:: Excerpted data ::

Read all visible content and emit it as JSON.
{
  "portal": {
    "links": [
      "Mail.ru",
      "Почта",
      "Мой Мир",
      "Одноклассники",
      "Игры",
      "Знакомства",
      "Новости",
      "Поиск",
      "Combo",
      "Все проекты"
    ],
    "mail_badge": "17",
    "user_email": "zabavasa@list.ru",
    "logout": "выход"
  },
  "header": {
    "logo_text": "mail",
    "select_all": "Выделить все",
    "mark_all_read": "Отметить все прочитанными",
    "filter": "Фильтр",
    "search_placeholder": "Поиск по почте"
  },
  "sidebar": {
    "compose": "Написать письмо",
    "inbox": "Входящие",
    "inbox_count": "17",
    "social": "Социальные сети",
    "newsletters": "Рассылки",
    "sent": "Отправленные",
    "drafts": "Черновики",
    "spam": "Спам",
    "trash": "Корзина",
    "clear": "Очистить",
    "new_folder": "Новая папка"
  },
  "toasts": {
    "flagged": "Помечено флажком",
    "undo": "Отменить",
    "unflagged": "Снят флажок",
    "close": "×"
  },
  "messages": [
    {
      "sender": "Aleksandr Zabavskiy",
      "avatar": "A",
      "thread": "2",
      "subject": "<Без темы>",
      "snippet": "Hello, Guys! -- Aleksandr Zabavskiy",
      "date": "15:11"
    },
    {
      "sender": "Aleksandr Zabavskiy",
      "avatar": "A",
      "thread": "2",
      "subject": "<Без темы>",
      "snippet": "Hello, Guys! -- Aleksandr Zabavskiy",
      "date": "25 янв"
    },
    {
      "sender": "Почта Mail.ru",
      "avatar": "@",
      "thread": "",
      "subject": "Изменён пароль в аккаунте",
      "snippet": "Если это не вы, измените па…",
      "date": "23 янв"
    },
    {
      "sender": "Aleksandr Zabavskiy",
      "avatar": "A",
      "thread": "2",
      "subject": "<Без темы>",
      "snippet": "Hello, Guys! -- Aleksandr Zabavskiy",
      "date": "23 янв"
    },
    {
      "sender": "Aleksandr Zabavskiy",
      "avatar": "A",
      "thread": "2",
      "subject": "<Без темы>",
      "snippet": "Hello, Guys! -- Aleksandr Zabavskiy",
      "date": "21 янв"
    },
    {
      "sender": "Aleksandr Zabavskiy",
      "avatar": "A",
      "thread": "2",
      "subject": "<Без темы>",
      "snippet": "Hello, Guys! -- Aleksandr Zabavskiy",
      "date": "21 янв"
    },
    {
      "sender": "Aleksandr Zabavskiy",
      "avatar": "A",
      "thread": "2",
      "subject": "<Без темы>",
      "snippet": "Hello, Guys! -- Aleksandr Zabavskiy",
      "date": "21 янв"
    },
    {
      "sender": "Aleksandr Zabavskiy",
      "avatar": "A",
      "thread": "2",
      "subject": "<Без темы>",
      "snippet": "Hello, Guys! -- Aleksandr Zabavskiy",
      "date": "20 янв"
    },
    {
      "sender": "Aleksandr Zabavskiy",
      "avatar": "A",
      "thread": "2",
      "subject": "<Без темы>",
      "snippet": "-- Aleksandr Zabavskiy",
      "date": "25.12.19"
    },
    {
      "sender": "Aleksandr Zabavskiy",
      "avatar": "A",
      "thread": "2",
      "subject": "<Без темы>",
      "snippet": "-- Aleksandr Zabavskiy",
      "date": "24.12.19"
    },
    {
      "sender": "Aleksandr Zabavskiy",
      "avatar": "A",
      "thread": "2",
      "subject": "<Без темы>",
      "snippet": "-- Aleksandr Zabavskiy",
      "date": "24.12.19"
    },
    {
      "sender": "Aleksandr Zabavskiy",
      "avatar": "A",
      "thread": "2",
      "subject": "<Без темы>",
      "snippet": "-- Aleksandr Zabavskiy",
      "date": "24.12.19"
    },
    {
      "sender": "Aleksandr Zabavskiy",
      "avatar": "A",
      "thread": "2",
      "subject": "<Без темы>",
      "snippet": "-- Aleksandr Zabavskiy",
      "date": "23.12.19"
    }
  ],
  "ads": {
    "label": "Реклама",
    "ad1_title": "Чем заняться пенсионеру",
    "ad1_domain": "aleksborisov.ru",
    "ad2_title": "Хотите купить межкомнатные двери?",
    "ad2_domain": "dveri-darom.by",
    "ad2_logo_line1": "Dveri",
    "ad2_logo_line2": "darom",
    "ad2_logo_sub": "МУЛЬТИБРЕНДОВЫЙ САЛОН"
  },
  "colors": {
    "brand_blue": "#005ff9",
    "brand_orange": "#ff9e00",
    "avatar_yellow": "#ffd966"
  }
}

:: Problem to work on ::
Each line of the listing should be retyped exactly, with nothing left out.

:: Response for this exercise ::
Read all visible content and emit it as JSON.
{
  "portal": {
    "links": [
      "Mail.ru",
      "Почта",
      "Мой Мир",
      "Одноклассники",
      "Игры",
      "Знакомства",
      "Новости",
      "Поиск",
      "Combo",
      "Все проекты"
    ],
    "mail_badge": "17",
    "user_email": "zabavasa@list.ru",
    "logout": "выход"
  },
  "header": {
    "logo_text": "mail",
    "select_all": "Выделить все",
    "mark_all_read": "Отметить все прочитанными",
    "filter": "Фильтр",
    "search_placeholder": "Поиск по почте"
  },
  "sidebar": {
    "compose": "Написать письмо",
    "inbox": "Входящие",
    "inbox_count": "17",
    "social": "Социальные сети",
    "newsletters": "Рассылки",
    "sent": "Отправленные",
    "drafts": "Черновики",
    "spam": "Спам",
    "trash": "Корзина",
    "clear": "Очистить",
    "new_folder": "Новая папка"
  },
  "toasts": {
    "flagged": "Помечено флажком",
    "undo": "Отменить",
    "unflagged": "Снят флажок",
    "close": "×"
  },
  "messages": [
    {
      "sender": "Aleksandr Zabavskiy",
      "avatar": "A",
      "thread": "2",
      "subject": "<Без темы>",
      "snippet": "Hello, Guys! -- Aleksandr Zabavskiy",
      "date": "15:11"
    },
    {
      "sender": "Aleksandr Zabavskiy",
      "avatar": "A",
      "thread": "2",
      "subject": "<Без темы>",
      "snippet": "Hello, Guys! -- Aleksandr Zabavskiy",
      "date": "25 янв"
    },
    {
      "sender": "Почта Mail.ru",
      "avatar": "@",
      "thread": "",
      "subject": "Изменён пароль в аккаунте",
      "snippet": "Если это не вы, измените па…",
      "date": "23 янв"
    },
    {
      "sender": "Aleksandr Zabavskiy",
      "avatar": "A",
      "thread": "2",
      "subject": "<Без темы>",
      "snippet": "Hello, Guys! -- Aleksandr Zabavskiy",
      "date": "23 янв"
    },
    {
      "sender": "Aleksandr Zabavskiy",
      "avatar": "A",
      "thread": "2",
      "subject": "<Без темы>",
      "snippet": "Hello, Guys! -- Aleksandr Zabavskiy",
      "date": "21 янв"
    },
    {
      "sender": "Aleksandr Zabavskiy",
      "avatar": "A",
      "thread": "2",
      "subject": "<Без темы>",
      "snippet": "Hello, Guys! -- Aleksandr Zabavskiy",
      "date": "21 янв"
    },
    {
      "sender": "Aleksandr Zabavskiy",
      "avatar": "A",
      "thread": "2",
      "subject": "<Без темы>",
      "snippet": "Hello, Guys! -- Aleksandr Zabavskiy",
      "date": "21 янв"
    },
    {
      "sender": "Aleksandr Zabavskiy",
      "avatar": "A",
      "thread": "2",
      "subject": "<Без темы>",
      "snippet": "Hello, Guys! -- Aleksandr Zabavskiy",
      "date": "20 янв"
    },
    {
      "sender": "Aleksandr Zabavskiy",
      "avatar": "A",
      "thread": "2",
      "subject": "<Без темы>",
      "snippet": "-- Aleksandr Zabavskiy",
      "date": "25.12.19"
    },
    {
      "sender": "Aleksandr Zabavskiy",
      "avatar": "A",
      "thread": "2",
      "subject": "<Без темы>",
      "snippet": "-- Aleksandr Zabavskiy",
      "date": "24.12.19"
    },
    {
      "sender": "Aleksandr Zabavskiy",
      "avatar": "A",
      "thread": "2",
      "subject": "<Без темы>",
      "snippet": "-- Aleksandr Zabavskiy",
      "date": "24.12.19"
    },
    {
      "sender": "Aleksandr Zabavskiy",
      "avatar": "A",
      "thread": "2",
      "subject": "<Без темы>",
      "snippet": "-- Aleksandr Zabavskiy",
      "date": "24.12.19"
    },
    {
      "sender": "Aleksandr Zabavskiy",
      "avatar": "A",
      "thread": "2",
      "subject": "<Без темы>",
      "snippet": "-- Aleksandr Zabavskiy",
      "date": "23.12.19"
    }
  ],
  "ads": {
    "label": "Реклама",
    "ad1_title": "Чем заняться пенсионеру",
    "ad1_domain": "aleksborisov.ru",
    "ad2_title": "Хотите купить межкомнатные двери?",
    "ad2_domain": "dveri-darom.by",
    "ad2_logo_line1": "Dveri",
    "ad2_logo_line2": "darom",
    "ad2_logo_sub": "МУЛЬТИБРЕНДОВЫЙ САЛОН"
  },
  "colors": {
    "brand_blue": "#005ff9",
    "brand_orange": "#ff9e00",
    "avatar_yellow": "#ffd966"
  }
}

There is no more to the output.